Interface dataset entries:

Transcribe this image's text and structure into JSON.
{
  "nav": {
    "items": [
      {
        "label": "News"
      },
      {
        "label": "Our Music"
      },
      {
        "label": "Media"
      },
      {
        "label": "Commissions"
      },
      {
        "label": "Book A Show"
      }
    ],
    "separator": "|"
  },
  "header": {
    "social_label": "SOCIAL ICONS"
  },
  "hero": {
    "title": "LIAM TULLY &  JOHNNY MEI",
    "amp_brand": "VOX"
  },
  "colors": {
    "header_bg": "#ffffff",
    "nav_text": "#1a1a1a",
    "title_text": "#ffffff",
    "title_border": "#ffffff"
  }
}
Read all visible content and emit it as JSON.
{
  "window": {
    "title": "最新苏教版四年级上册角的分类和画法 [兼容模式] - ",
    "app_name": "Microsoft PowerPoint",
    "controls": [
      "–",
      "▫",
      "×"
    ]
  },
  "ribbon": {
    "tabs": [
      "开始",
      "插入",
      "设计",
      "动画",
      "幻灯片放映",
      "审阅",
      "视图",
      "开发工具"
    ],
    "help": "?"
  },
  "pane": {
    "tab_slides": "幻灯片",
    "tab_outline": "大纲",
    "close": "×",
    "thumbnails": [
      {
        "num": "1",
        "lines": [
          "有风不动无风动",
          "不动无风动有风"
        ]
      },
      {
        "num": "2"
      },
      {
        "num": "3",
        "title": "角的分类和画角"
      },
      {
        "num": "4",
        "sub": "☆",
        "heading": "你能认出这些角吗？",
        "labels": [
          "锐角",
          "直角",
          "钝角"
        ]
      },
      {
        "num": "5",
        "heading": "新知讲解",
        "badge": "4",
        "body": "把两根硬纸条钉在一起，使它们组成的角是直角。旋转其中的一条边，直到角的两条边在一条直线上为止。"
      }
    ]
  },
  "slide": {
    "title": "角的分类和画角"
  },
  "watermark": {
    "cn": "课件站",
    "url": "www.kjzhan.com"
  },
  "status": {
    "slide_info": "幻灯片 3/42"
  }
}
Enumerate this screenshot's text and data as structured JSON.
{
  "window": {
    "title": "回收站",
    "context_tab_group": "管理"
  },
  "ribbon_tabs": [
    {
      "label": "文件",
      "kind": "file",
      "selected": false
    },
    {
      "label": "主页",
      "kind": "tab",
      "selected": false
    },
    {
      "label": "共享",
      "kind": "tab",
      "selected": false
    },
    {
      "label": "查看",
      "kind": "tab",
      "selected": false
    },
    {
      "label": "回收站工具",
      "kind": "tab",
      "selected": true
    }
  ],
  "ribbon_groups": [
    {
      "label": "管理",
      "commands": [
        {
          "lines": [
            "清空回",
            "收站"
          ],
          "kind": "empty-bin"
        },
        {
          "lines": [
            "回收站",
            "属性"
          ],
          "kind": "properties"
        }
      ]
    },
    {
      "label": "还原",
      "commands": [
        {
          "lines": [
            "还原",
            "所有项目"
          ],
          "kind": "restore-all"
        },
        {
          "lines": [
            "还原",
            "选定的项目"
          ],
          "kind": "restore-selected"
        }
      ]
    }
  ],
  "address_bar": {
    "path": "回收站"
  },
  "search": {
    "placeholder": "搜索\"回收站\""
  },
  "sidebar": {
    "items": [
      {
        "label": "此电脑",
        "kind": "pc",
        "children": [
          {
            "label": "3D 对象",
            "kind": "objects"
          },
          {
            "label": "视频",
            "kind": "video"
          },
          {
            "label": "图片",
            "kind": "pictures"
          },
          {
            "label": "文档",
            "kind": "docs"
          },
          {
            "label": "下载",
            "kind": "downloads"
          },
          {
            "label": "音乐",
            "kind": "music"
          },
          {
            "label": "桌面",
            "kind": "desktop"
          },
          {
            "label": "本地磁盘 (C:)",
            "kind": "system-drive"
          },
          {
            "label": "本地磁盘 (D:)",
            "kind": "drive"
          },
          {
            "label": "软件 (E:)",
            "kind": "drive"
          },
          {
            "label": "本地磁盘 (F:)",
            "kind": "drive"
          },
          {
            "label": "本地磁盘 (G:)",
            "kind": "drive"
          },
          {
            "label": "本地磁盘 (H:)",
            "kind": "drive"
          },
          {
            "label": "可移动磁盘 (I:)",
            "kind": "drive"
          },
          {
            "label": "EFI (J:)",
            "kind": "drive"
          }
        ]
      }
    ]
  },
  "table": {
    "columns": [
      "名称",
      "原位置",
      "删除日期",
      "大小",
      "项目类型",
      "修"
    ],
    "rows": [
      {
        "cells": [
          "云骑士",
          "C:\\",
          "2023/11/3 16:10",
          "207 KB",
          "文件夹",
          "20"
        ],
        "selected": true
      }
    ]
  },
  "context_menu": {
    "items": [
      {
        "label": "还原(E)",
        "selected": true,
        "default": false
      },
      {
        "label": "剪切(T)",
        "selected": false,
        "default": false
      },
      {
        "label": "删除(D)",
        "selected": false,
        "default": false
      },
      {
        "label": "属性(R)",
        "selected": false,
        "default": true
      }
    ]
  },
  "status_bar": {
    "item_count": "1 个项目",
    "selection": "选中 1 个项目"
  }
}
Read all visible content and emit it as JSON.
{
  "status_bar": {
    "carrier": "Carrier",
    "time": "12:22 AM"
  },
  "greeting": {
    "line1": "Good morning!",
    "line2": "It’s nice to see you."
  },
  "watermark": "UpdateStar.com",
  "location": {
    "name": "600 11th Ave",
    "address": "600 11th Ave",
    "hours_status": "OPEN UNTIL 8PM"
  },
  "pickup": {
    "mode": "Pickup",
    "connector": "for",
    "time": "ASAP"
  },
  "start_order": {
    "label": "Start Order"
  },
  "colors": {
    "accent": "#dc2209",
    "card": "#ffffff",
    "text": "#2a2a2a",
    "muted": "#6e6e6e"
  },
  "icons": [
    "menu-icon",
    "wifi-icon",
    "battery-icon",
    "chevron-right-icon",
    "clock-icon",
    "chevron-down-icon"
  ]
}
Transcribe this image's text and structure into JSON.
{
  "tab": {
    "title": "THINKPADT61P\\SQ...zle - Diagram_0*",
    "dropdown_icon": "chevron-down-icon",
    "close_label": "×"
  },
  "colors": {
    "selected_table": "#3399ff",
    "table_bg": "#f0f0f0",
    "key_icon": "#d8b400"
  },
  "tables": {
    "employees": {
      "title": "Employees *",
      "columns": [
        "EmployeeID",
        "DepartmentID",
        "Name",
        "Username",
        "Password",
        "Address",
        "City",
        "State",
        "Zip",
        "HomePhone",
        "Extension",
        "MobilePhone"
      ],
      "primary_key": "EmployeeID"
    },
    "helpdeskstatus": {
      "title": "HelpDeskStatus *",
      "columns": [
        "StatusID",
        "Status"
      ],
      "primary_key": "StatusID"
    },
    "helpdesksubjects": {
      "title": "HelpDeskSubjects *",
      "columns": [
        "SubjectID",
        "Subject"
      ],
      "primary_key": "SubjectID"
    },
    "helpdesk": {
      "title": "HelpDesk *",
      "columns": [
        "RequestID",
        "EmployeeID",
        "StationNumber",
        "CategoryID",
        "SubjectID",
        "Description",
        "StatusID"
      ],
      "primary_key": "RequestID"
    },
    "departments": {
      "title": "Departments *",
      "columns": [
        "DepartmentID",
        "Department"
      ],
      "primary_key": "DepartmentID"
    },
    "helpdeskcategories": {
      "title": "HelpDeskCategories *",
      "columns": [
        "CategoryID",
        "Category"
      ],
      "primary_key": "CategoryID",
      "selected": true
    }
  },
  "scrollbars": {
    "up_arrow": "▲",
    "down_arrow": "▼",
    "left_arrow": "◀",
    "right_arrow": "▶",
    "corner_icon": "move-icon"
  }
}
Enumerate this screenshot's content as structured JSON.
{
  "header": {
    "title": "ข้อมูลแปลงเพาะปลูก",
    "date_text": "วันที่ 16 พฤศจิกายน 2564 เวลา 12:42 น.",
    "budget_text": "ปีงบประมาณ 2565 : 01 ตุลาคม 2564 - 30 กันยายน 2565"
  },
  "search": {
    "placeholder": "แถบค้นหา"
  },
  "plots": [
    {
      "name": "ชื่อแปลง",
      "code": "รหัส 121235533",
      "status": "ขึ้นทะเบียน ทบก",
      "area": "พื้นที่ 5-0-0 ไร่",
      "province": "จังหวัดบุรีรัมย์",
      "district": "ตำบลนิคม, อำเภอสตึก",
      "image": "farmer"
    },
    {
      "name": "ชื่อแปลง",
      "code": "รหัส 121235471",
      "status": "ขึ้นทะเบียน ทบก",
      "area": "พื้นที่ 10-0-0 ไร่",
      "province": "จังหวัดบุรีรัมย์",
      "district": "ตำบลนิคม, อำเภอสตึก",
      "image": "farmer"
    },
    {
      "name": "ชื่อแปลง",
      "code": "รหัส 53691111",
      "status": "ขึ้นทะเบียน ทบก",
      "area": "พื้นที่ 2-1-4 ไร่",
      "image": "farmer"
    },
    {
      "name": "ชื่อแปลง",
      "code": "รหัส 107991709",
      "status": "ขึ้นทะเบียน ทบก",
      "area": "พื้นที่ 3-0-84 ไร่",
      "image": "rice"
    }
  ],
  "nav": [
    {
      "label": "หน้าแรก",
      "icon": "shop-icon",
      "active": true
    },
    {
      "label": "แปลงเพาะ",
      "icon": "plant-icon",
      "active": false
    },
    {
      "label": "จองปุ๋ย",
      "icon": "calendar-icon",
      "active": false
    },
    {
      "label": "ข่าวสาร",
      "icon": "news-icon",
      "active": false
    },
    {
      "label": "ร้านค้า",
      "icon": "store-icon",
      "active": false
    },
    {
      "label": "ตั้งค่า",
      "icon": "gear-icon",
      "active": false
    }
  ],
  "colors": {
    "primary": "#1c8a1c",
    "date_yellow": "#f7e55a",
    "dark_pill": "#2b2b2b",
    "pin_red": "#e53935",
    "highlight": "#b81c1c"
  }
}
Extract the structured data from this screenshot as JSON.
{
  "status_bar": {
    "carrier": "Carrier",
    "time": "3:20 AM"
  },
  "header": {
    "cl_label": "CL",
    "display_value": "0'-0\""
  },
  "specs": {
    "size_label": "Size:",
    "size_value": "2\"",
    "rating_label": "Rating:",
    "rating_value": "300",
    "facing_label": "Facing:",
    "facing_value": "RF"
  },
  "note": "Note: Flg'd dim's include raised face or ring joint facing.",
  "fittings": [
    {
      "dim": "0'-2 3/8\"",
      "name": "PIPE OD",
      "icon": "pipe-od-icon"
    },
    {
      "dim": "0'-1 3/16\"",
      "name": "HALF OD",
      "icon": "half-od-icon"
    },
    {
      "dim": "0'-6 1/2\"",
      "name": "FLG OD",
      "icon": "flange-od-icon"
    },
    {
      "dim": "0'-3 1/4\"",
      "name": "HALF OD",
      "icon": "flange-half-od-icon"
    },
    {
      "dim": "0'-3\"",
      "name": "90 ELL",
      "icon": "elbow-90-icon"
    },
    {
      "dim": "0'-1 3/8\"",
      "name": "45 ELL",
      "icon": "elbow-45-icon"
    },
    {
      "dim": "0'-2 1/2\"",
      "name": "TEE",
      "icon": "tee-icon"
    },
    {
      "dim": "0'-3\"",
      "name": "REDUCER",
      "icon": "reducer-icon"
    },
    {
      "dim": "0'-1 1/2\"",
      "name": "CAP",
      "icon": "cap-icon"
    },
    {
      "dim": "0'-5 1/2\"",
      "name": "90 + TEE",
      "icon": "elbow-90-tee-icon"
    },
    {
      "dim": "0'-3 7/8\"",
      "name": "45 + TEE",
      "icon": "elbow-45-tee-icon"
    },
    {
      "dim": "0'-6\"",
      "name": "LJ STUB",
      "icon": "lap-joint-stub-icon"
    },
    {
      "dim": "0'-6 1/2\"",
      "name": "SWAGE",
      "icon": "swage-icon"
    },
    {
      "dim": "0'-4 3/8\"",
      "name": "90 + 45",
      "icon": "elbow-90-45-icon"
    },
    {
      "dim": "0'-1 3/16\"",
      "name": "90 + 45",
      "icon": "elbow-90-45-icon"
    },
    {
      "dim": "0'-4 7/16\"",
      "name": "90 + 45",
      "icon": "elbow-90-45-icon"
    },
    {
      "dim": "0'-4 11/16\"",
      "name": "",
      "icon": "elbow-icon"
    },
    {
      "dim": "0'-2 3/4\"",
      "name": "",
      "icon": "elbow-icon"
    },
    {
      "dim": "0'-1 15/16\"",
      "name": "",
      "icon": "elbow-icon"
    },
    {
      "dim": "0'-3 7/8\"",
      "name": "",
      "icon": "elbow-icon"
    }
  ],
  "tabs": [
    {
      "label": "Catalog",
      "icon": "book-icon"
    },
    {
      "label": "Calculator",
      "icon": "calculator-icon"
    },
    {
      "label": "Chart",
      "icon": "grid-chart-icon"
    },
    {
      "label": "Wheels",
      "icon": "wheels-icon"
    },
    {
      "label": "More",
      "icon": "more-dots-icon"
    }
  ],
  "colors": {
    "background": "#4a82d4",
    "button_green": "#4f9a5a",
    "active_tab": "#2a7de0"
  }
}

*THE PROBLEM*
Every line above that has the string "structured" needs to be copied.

*REPLY*
Enumerate this screenshot's text and data as structured JSON.
Enumerate this screenshot's content as structured JSON.
Extract the structured data from this screenshot as JSON.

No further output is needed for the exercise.